Once the lease was signed and the nonprofit moved into the building, the organization’s management discovered that the required Internet service had not been installed. Rather than risk losing a paying client who needed the greater speed Internet service, the nonprofit rented a nearby executive suite which had the needed service while also incurring the substantial cost and delay of having the space wired for high-speed Internet service. And why did the organization have to bear this entire cost? Because Internet service was not mentioned in the lease.

The nonprofit also discovered that the air conditioning was virtually non-existent in the main conference room and stairwell to the office entrance. The landlord shrugged off the complaints. The lease did not specify the air conditioning capacity. His counter-offer: he would contribute to the cost of installing window blinds in the conference room. The nonprofit has never received the landlord’s contribution.

Lastly, disputes arose immediately over the rent payment because of miscommunication between the tenant and landlord as to where this payment was to be made. Why? The “autopilot” lease form failed to include a provision for this information.

Another client called me in to look at a “standard” purchase agreement for a commercial property. One of its provisions specified that the buyer had a certain number of days to review what are called “exceptions” to the title: easements, liens and other issues.

But what happens if the buyer encounters this kind of problem, or if new title issues arise after the end of the due diligence period? A well-written purchase agreement provides a “give and take” process between the buyer and seller under both circumstances. The “autopilot” real estate form provides a vague and ambiguous process for resolving the former, and is completely silent as to the latter.

I respect brokers for their expertise and the service they perform. However, their objective is to get the transaction done and get paid their commission. If an ”autopilot” form achieves that objective, why would they want to involve an attorney?

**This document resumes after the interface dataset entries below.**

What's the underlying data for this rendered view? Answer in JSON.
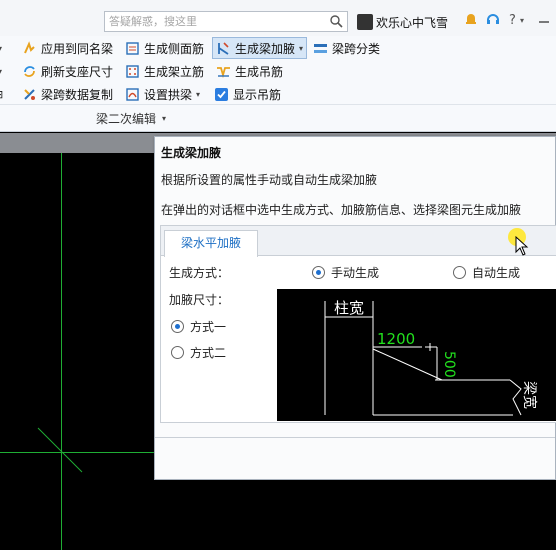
{
  "topbar": {
    "search_placeholder": "答疑解惑，搜这里",
    "username": "欢乐心中飞雪"
  },
  "ribbon": {
    "buttons": [
      {
        "label": "应用到同名梁"
      },
      {
        "label": "生成侧面筋"
      },
      {
        "label": "生成梁加腋"
      },
      {
        "label": "梁跨分类"
      },
      {
        "label": "刷新支座尺寸"
      },
      {
        "label": "生成架立筋"
      },
      {
        "label": "生成吊筋"
      },
      {
        "label": "梁跨数据复制"
      },
      {
        "label": "设置拱梁"
      },
      {
        "label": "显示吊筋"
      }
    ],
    "group_label": "梁二次编辑"
  },
  "tooltip": {
    "title": "生成梁加腋",
    "line1": "根据所设置的属性手动或自动生成梁加腋",
    "line2": "在弹出的对话框中选中生成方式、加腋筋信息、选择梁图元生成加腋",
    "tab": "梁水平加腋",
    "gen_mode_label": "生成方式：",
    "gen_manual": "手动生成",
    "gen_auto": "自动生成",
    "haunch_size_label": "加腋尺寸：",
    "mode1": "方式一",
    "mode2": "方式二",
    "cad_col_width": "柱宽",
    "cad_dim1": "1200",
    "cad_dim2": "500",
    "cad_beam_width": "梁宽"
  },
  "colors": {
    "accent": "#1e6fcf",
    "cad_green": "#1fae34",
    "cad_bg": "#000000"
  }
}
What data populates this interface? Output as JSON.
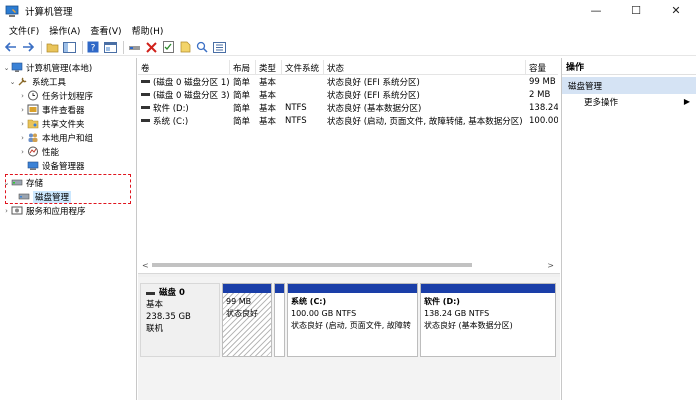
{
  "window": {
    "title": "计算机管理",
    "min_glyph": "—",
    "max_glyph": "☐",
    "close_glyph": "✕"
  },
  "menu": [
    "文件(F)",
    "操作(A)",
    "查看(V)",
    "帮助(H)"
  ],
  "toolbar": {
    "back_icon": "back-arrow-icon",
    "forward_icon": "forward-arrow-icon"
  },
  "tree": {
    "root": "计算机管理(本地)",
    "system_tools": "系统工具",
    "task_scheduler": "任务计划程序",
    "event_viewer": "事件查看器",
    "shared_folders": "共享文件夹",
    "local_users": "本地用户和组",
    "performance": "性能",
    "device_manager": "设备管理器",
    "storage": "存储",
    "disk_management": "磁盘管理",
    "services_apps": "服务和应用程序"
  },
  "volumes": {
    "headers": [
      "卷",
      "布局",
      "类型",
      "文件系统",
      "状态",
      "容量"
    ],
    "rows": [
      {
        "vol": "(磁盘 0 磁盘分区 1)",
        "layout": "简单",
        "type": "基本",
        "fs": "",
        "status": "状态良好 (EFI 系统分区)",
        "cap": "99 MB"
      },
      {
        "vol": "(磁盘 0 磁盘分区 3)",
        "layout": "简单",
        "type": "基本",
        "fs": "",
        "status": "状态良好 (EFI 系统分区)",
        "cap": "2 MB"
      },
      {
        "vol": "软件 (D:)",
        "layout": "简单",
        "type": "基本",
        "fs": "NTFS",
        "status": "状态良好 (基本数据分区)",
        "cap": "138.24"
      },
      {
        "vol": "系统 (C:)",
        "layout": "简单",
        "type": "基本",
        "fs": "NTFS",
        "status": "状态良好 (启动, 页面文件, 故障转储, 基本数据分区)",
        "cap": "100.00"
      }
    ],
    "scroll_left": "<",
    "scroll_right": ">"
  },
  "disk": {
    "name": "磁盘 0",
    "type": "基本",
    "size": "238.35 GB",
    "status": "联机",
    "partitions": [
      {
        "name": "",
        "size": "99 MB",
        "status": "状态良好"
      },
      {
        "name": "",
        "size": "",
        "status": ""
      },
      {
        "name": "系统  (C:)",
        "size": "100.00 GB NTFS",
        "status": "状态良好 (启动, 页面文件, 故障转"
      },
      {
        "name": "软件  (D:)",
        "size": "138.24 GB NTFS",
        "status": "状态良好 (基本数据分区)"
      }
    ]
  },
  "actions": {
    "header": "操作",
    "section": "磁盘管理",
    "more": "更多操作",
    "more_arrow": "▶"
  },
  "colors": {
    "partition_bar": "#1a3ea8",
    "selected_bg": "#cce8ff",
    "highlight_dashed": "#e0141e",
    "actions_section_bg": "#d5e3f4"
  }
}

But brokers cannot give legal advice, even if they are unaware that they are doing so. One of our clients was handed a “standard” purchase agreement that failed to identify the seller. It turned out that the property was owned in joint tenancy. The seller’s broker told the buyer, “One of the guys has signed it. Don’t worry about the other guy.” The transaction, of course, would have failed, possibly in a blizzard of legal disputes.

The influence brokers have on autopilot forms is apparent in a provision commonly found in “standard” commercial leases for compensating the brokers.

Certainly brokers deserve to be paid. But brokers are not third-party beneficiaries of the agreement, and there is no reason for them to be included in the lease document. The deal between the two parties and the brokers needs to be acknowledged, but in a separate agreement, not in the lease.

Why? Let’s say the landlord is supposed to pay a broker for finding the tenant – you –, and that is included in the lease you sign. If there’s a dispute between the landlord and the broker about the broker’s fee, you could get embroiled in that dispute.

The broker could say he’s a third-party beneficiary of the lease, and if the landlord isn’t paying, the expectation is that the payment is going to come out of the rent. If part of the rent you pay is sent to the broker, you as the tenant are in breach of your lease with the landlord. That simple clause can create a legal quagmire.

Any legal document should be clear and complete. In real estate, the document and the accompanying negotiations can set the tone for the subsequent relationship between the two parties. In a sale, that relationship may only be a few months, until escrow closes. But a lease represents a long-term relationship – five, ten or more years. Both sides should be able to pick up the lease and say, “Okay, I know what my rights and obligations are under this legal document.” With a fill-in-the-blanks form, that almost certainly will not happen.

Ted M. Handel